___ Data supplied

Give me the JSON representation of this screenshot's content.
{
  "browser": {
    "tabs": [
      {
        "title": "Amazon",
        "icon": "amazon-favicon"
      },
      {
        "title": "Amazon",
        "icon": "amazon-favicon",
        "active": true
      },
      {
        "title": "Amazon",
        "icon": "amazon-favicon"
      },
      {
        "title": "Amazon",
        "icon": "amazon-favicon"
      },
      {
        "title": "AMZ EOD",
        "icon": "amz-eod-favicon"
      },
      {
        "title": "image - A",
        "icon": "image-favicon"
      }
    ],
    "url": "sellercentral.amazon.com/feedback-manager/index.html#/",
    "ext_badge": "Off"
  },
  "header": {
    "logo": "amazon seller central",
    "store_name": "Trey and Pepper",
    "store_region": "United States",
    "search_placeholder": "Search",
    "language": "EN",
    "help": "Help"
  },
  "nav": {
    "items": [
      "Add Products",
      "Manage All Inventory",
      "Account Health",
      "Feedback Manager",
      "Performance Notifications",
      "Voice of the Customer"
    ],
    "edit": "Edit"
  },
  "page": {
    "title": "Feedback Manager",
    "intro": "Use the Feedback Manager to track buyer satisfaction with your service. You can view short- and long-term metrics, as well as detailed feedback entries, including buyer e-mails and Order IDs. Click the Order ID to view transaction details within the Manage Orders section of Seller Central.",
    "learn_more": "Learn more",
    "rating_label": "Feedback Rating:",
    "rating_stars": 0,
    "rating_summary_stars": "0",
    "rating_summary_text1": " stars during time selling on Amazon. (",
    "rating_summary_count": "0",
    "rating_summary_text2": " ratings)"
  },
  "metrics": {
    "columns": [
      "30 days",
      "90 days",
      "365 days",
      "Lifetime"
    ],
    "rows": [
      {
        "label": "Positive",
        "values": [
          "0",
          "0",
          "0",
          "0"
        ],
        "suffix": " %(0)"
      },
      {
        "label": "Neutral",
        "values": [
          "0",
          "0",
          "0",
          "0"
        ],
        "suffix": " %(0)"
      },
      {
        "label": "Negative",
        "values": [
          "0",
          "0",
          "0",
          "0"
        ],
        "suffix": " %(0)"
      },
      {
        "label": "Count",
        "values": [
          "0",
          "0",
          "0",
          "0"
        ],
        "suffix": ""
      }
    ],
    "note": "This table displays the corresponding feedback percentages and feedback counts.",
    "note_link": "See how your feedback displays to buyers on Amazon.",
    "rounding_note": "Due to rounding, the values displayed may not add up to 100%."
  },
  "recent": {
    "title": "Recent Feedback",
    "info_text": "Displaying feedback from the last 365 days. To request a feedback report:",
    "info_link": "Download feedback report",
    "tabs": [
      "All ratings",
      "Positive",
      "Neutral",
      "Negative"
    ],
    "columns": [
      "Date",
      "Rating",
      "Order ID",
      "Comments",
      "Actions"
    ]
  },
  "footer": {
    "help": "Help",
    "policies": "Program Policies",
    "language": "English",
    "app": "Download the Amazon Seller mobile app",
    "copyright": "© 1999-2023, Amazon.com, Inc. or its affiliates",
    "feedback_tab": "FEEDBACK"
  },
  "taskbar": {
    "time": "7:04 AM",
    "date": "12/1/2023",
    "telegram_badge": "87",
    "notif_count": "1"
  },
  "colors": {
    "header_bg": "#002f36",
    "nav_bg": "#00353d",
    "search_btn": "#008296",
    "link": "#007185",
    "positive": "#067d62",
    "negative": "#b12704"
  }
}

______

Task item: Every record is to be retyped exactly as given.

The completed task:
Give me the JSON representation of this screenshot's content.
{
  "browser": {
    "tabs": [
      {
        "title": "Amazon",
        "icon": "amazon-favicon"
      },
      {
        "title": "Amazon",
        "icon": "amazon-favicon",
        "active": true
      },
      {
        "title": "Amazon",
        "icon": "amazon-favicon"
      },
      {
        "title": "Amazon",
        "icon": "amazon-favicon"
      },
      {
        "title": "AMZ EOD",
        "icon": "amz-eod-favicon"
      },
      {
        "title": "image - A",
        "icon": "image-favicon"
      }
    ],
    "url": "sellercentral.amazon.com/feedback-manager/index.html#/",
    "ext_badge": "Off"
  },
  "header": {
    "logo": "amazon seller central",
    "store_name": "Trey and Pepper",
    "store_region": "United States",
    "search_placeholder": "Search",
    "language": "EN",
    "help": "Help"
  },
  "nav": {
    "items": [
      "Add Products",
      "Manage All Inventory",
      "Account Health",
      "Feedback Manager",
      "Performance Notifications",
      "Voice of the Customer"
    ],
    "edit": "Edit"
  },
  "page": {
    "title": "Feedback Manager",
    "intro": "Use the Feedback Manager to track buyer satisfaction with your service. You can view short- and long-term metrics, as well as detailed feedback entries, including buyer e-mails and Order IDs. Click the Order ID to view transaction details within the Manage Orders section of Seller Central.",
    "learn_more": "Learn more",
    "rating_label": "Feedback Rating:",
    "rating_stars": 0,
    "rating_summary_stars": "0",
    "rating_summary_text1": " stars during time selling on Amazon. (",
    "rating_summary_count": "0",
    "rating_summary_text2": " ratings)"
  },
  "metrics": {
    "columns": [
      "30 days",
      "90 days",
      "365 days",
      "Lifetime"
    ],
    "rows": [
      {
        "label": "Positive",
        "values": [
          "0",
          "0",
          "0",
          "0"
        ],
        "suffix": " %(0)"
      },
      {
        "label": "Neutral",
        "values": [
          "0",
          "0",
          "0",
          "0"
        ],
        "suffix": " %(0)"
      },
      {
        "label": "Negative",
        "values": [
          "0",
          "0",
          "0",
          "0"
        ],
        "suffix": " %(0)"
      },
      {
        "label": "Count",
        "values": [
          "0",
          "0",
          "0",
          "0"
        ],
        "suffix": ""
      }
    ],
    "note": "This table displays the corresponding feedback percentages and feedback counts.",
    "note_link": "See how your feedback displays to buyers on Amazon.",
    "rounding_note": "Due to rounding, the values displayed may not add up to 100%."
  },
  "recent": {
    "title": "Recent Feedback",
    "info_text": "Displaying feedback from the last 365 days. To request a feedback report:",
    "info_link": "Download feedback report",
    "tabs": [
      "All ratings",
      "Positive",
      "Neutral",
      "Negative"
    ],
    "columns": [
      "Date",
      "Rating",
      "Order ID",
      "Comments",
      "Actions"
    ]
  },
  "footer": {
    "help": "Help",
    "policies": "Program Policies",
    "language": "English",
    "app": "Download the Amazon Seller mobile app",
    "copyright": "© 1999-2023, Amazon.com, Inc. or its affiliates",
    "feedback_tab": "FEEDBACK"
  },
  "taskbar": {
    "time": "7:04 AM",
    "date": "12/1/2023",
    "telegram_badge": "87",
    "notif_count": "1"
  },
  "colors": {
    "header_bg": "#002f36",
    "nav_bg": "#00353d",
    "search_btn": "#008296",
    "link": "#007185",
    "positive": "#067d62",
    "negative": "#b12704"
  }
}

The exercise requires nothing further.